Budget’s long-term impact may be limited

Brian Bakst

The Board of Regents got its first peek Thursday at next year’s $1.5 billion operating budget that would boost faculty pay and hold tuition hikes to their lowest point in years.
University officials could not promise, however, that this trend would continue in coming years. Administrators say one-time appropriations from the Legislature might spoil their goal of simultaneously reining in tuition and making faculty salaries competitive.
“We have to rethink things because one important thing — the partnership — didn’t happen,” said the University’s chief financial officer Jo Anne Jackson, referring to a 50-50 funding plan that called for the state and the University to equally share the school’s operating costs.
The Legislature gave the University $151.4 million more than its current two-year allocation, but that appropriation includes $44.4 million in one-time funds and fell about $80 million short of what the school requested in the partnership plan.
If regents adopt the budget in July, University professors would see an average 8.5 percent pay increase. The average tuition hikes would hover around 2.5 percent, depending on college enrollment.
Administrators are billing the low tuition increase as a significant achievement considering that average tuition raises for the past three years were 7.5, 7.5 and 5 percent respectively.
About 7,000 upperclassmen in colleges such as the liberal arts and agriculture would pay only 2 percent more than they did this year. But 8,000 freshmen and sophomores on the Twin Cities campus would see a 5 percent increase. About 7,000 Carlson School of Management and Institute of Technology upperclassmen would pay the same amount as they did this year.
“If you’re an IT student, you are in good shape,” said Marvin Marshak, senior vice president for Academic Affairs. As the University strives to equalize tuition between colleges, IT and Carlson students will likely see modest or no increases for the next few years, Marshak added.
At the same time, students in colleges who have traditionally paid less will see more steadily increasing rates to help even out the gaps.
Tuition for some individual graduate programs would rise by double-digit percentages under the budget outline. For example, rates for the master of hospital administration program would skyrocket 21 percent. The program was recently shifted to the business school from the School of Public Health. The new tuition rate reflects the market value for similar programs across the country.
Administrators recently presented the budget proposal to a 10-member student panel known as the Student Tuition Advisory Board and got a chilly reception.
“Our general concern is the trend that tuition has to increase every year,” said panel member Matt Curry.
Marshak countered by saying that the University raises tuition annually to keep pace with inflation that would otherwise reduce the institution’s buying power.
In the same respect, the University wants to preserve the buying power of its full-time employees by boosting their pay by an estimated 2.5 percent. On top of that, faculty members would split a $13 million compensation pool to reverse a trend that has seen University salaries fall among peer research institutions.
During the next three years administrators would like to bring faculty salaries to the middle of a 30-school group of comparable research universities, like the University of Wisconsin and the University of California.
Officials hope to reduce the pinch on students by keeping quarterly student services fees stable.
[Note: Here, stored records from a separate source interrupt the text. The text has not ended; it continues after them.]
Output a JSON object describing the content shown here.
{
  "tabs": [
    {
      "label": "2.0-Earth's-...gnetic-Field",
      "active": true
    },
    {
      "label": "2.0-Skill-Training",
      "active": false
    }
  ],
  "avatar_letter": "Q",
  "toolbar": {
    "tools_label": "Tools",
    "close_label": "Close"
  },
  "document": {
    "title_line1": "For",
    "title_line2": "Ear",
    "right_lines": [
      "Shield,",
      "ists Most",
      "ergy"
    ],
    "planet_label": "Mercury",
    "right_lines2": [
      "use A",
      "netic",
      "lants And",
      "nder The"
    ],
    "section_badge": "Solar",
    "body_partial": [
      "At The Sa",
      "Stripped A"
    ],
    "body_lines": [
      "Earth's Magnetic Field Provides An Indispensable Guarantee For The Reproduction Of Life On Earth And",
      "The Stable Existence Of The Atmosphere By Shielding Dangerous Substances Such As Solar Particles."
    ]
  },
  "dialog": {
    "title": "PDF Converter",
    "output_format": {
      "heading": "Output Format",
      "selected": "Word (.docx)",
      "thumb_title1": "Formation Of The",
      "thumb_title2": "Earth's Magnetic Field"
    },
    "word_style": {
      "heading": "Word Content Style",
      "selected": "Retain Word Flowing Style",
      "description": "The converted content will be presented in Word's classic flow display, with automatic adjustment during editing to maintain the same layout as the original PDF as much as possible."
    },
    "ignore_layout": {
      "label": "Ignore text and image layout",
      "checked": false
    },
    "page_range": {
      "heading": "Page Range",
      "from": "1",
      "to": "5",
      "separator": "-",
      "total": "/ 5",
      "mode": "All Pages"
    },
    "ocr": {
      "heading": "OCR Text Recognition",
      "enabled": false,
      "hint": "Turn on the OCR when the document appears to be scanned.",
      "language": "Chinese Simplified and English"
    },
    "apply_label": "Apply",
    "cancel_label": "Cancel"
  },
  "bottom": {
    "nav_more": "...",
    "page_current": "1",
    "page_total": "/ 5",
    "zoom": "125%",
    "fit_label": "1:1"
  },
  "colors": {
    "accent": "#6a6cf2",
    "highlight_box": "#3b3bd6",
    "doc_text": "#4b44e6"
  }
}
Under the budget proposal they would go up $2 for students on the Twin Cities campus.
But individual colleges are proposing special fee hikes. For instance, the colleges of Human Ecology and Natural Resources want to impose a $50-per-quarter computer fee. Also, the Carlson School wants to add $260 to $290 in application and confirmation fees.
The budget plan does little to address the University’s ailing physical condition. Officials are currently constructing a capital budget request aimed at chipping away the more than $1 billion facility renewal and maintenance backlog.
Included in the operating budget is $640,000 for the presidential mansion at Eastcliff.